### What the exercise asks
Drop every picture and give the entries back exactly.

(Dataset rows describing interfaces)
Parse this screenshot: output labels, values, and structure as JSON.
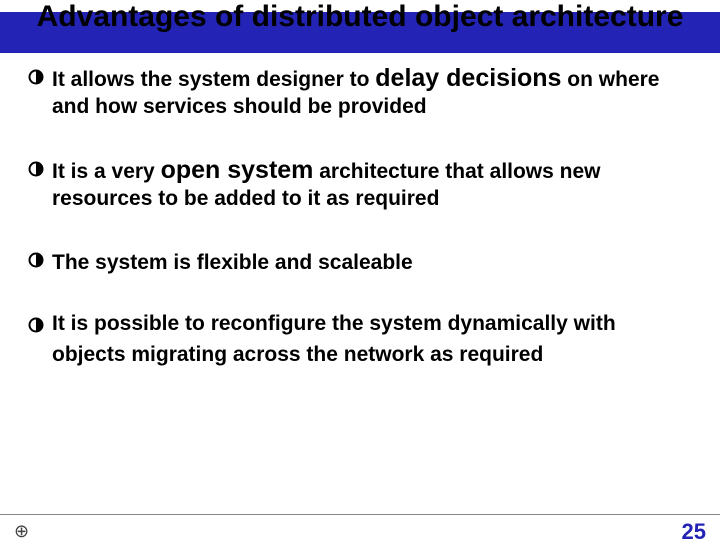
{
  "title": "Advantages of distributed object architecture",
  "bullets": [
    {
      "pre": "It allows the system designer to ",
      "big": "delay decisions",
      "post": " on where and how services should be provided"
    },
    {
      "pre": "It is a very ",
      "big": "open system",
      "post": " architecture that allows new resources to be added to it as required"
    },
    {
      "pre": "The system is flexible and scaleable",
      "big": "",
      "post": ""
    },
    {
      "pre": "It is possible to reconfigure the system dynamically with objects migrating across the network as required",
      "big": "",
      "post": ""
    }
  ],
  "footer": {
    "icon": "⊕",
    "page": "25"
  }
}
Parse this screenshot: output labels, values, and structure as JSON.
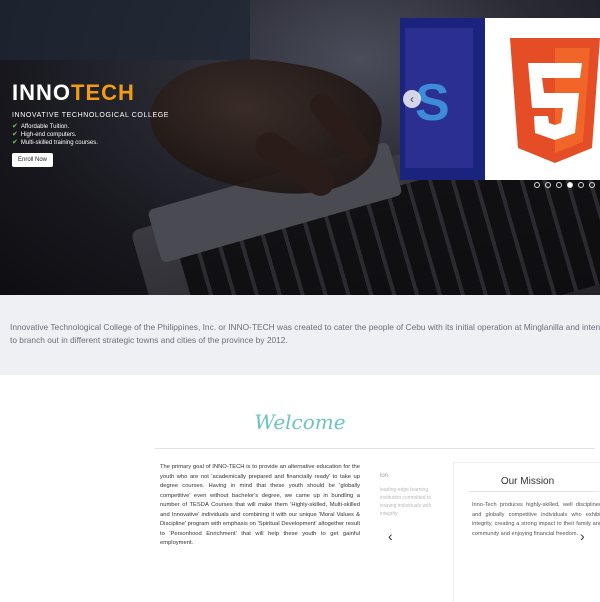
{
  "hero": {
    "brand_main": "INNO",
    "brand_accent": "TECH",
    "subtitle": "INNOVATIVE TECHNOLOGICAL COLLEGE",
    "features": [
      "Affordable Tuition.",
      "High-end computers.",
      "Multi-skilled training courses."
    ],
    "enroll_label": "Enroll Now",
    "slider_letter": "S",
    "html5_number": "5",
    "prev_symbol": "‹",
    "dots_count": 6,
    "active_dot_index": 3,
    "colors": {
      "accent": "#f39c12",
      "check": "#7ac943",
      "html5": "#e44d26"
    }
  },
  "intro": {
    "text": "Innovative Technological College of the Philippines, Inc. or INNO-TECH was created to cater the people of Cebu with its initial operation at Minglanilla and intends to branch out in different strategic towns and cities of the province by 2012."
  },
  "welcome": {
    "title": "Welcome",
    "goal_text": "The primary goal of INNO-TECH is to provide an alternative education for the youth who are not 'academically prepared and financially ready' to take up degree courses. Having in mind that these youth should be 'globally competitive' even without bachelor's degree, we came up in bundling a number of TESDA Courses that will make them 'Highly-skilled, Multi-skilled and Innovative' individuals and combining it with our unique 'Moral Values & Discipline' program with emphasis on 'Spiritual Development' altogether result to 'Personhood Enrichment' that will help these youth to get gainful employment.",
    "fade_head": "ion",
    "fade_text": "leading-edge learning institution committed to training individuals with integrity",
    "mission_title": "Our Mission",
    "mission_text": "Inno-Tech produces highly-skilled, well disciplined and globally competitive individuals who exhibit integrity, creating a strong impact to their family and community and enjoying financial freedom.",
    "left_arrow": "‹",
    "right_arrow": "›"
  }
}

### Solved exercise
Parse this screenshot: output labels, values, and structure as JSON.
{
  "title": "Advantages of distributed object architecture",
  "bullets": [
    {
      "pre": "It allows the system designer to ",
      "big": "delay decisions",
      "post": " on where and how services should be provided"
    },
    {
      "pre": "It is a very ",
      "big": "open system",
      "post": " architecture that allows new resources to be added to it as required"
    },
    {
      "pre": "The system is flexible and scaleable",
      "big": "",
      "post": ""
    },
    {
      "pre": "It is possible to reconfigure the system dynamically with objects migrating across the network as required",
      "big": "",
      "post": ""
    }
  ],
  "footer": {
    "icon": "⊕",
    "page": "25"
  }
}
Parse this screenshot: output labels, values, and structure as JSON.
{
  "hero": {
    "brand_main": "INNO",
    "brand_accent": "TECH",
    "subtitle": "INNOVATIVE TECHNOLOGICAL COLLEGE",
    "features": [
      "Affordable Tuition.",
      "High-end computers.",
      "Multi-skilled training courses."
    ],
    "enroll_label": "Enroll Now",
    "slider_letter": "S",
    "html5_number": "5",
    "prev_symbol": "‹",
    "dots_count": 6,
    "active_dot_index": 3,
    "colors": {
      "accent": "#f39c12",
      "check": "#7ac943",
      "html5": "#e44d26"
    }
  },
  "intro": {
    "text": "Innovative Technological College of the Philippines, Inc. or INNO-TECH was created to cater the people of Cebu with its initial operation at Minglanilla and intends to branch out in different strategic towns and cities of the province by 2012."
  },
  "welcome": {
    "title": "Welcome",
    "goal_text": "The primary goal of INNO-TECH is to provide an alternative education for the youth who are not 'academically prepared and financially ready' to take up degree courses. Having in mind that these youth should be 'globally competitive' even without bachelor's degree, we came up in bundling a number of TESDA Courses that will make them 'Highly-skilled, Multi-skilled and Innovative' individuals and combining it with our unique 'Moral Values & Discipline' program with emphasis on 'Spiritual Development' altogether result to 'Personhood Enrichment' that will help these youth to get gainful employment.",
    "fade_head": "ion",
    "fade_text": "leading-edge learning institution committed to training individuals with integrity",
    "mission_title": "Our Mission",
    "mission_text": "Inno-Tech produces highly-skilled, well disciplined and globally competitive individuals who exhibit integrity, creating a strong impact to their family and community and enjoying financial freedom.",
    "left_arrow": "‹",
    "right_arrow": "›"
  }
}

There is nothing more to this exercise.